A fjord is formed when a glacier cuts a U-shaped valley by ice segregation and abrasion of the surrounding bedrock and this valley gradually gets filled with the seawater (formed in mountains nearby sea).

3. Horns and Aretes
Horns are sharp pointed and steep-sided peaks.They are formed by headward erosion of cirque wall.
When the divide between two cirque walls gets narrow because of progressive erosions, it results in the formation of a saw-toothed ridge called Arete.

Erosion and Deposition: Action of Wind and Waves

Action of Winds:

The wind is the main geomorphic agent in the hot deserts. Winds in hot deserts have greater speed which causes erosional and depositional activities in the desert. The landforms which are created by erosional and depositional activities of wind are called as Aeolian Landforms.
An erg (also known as sand sea / dune sea / sand sheet if it lacks dunes) is a broad, flat area of desert covered with wind-swept sand with little or no vegetative cover. It is defined as a desert area that contains more than 125 square kilometres of aeolian or wind-blown sand and where sand covers more than 20% of the surface. Smaller areas are known as “dune fields”. The largest hot desert in the world, the Sahara, contains several ergs.

Erosional Landforms due to Wind

1. Pediplains
When the high relief structures in deserts are reduced to low featureless plains by the activities of wind, they are called as Pediplains.

2. Deflation Hollows
Deflation is the removal of loose particles from the ground by the action of wind.
When deflation causes a shallow depression by persistent movements of wind, they are called as deflation hollows.

3. Mushroom Tables
Ventifacts are rocks that have been abraded, pitted, etched, grooved, or polished by wind-driven sand or ice crystals. These geomorphic features are most typically found in arid environments where there is little vegetation to interfere with aeolian particle transport, where there are frequently strong winds, and where there is a steady but not overwhelming supply of sand.
Mushroom Tables / Mushroom rocks are Ventifacts in the shape of a mushroom. In deserts, a greater amount of sand and rock particles are transported close to the ground by the winds which cause more bottom erosion in overlying rocks than the top. This result in the formation of rock pillars shaped like a mushroom with narrow pillars with broad top surfaces.

Depositional Landforms of Wind

1. Sand dunes
Dry hot deserts are good places for sand dune formation. According to the shape of a sand dune, there are varieties of sand dune forms like Barchans, Seifs etc.
The crescent-shaped dunes are called as Barchans and they are the most common one.
Seif is similar to Barchans but has only one wing or point.
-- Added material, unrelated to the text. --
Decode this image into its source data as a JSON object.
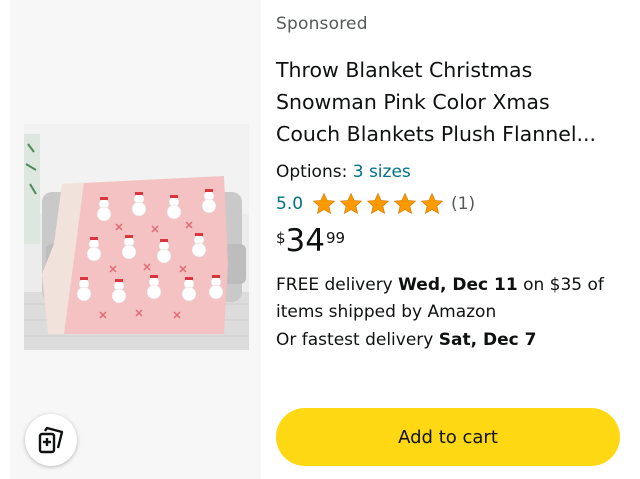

2. Loess
In several large areas of the world, the surface is covered by deposits of wind-transported silt that has settled out from dust storms over many thousands of years. These depositions are called as Loess.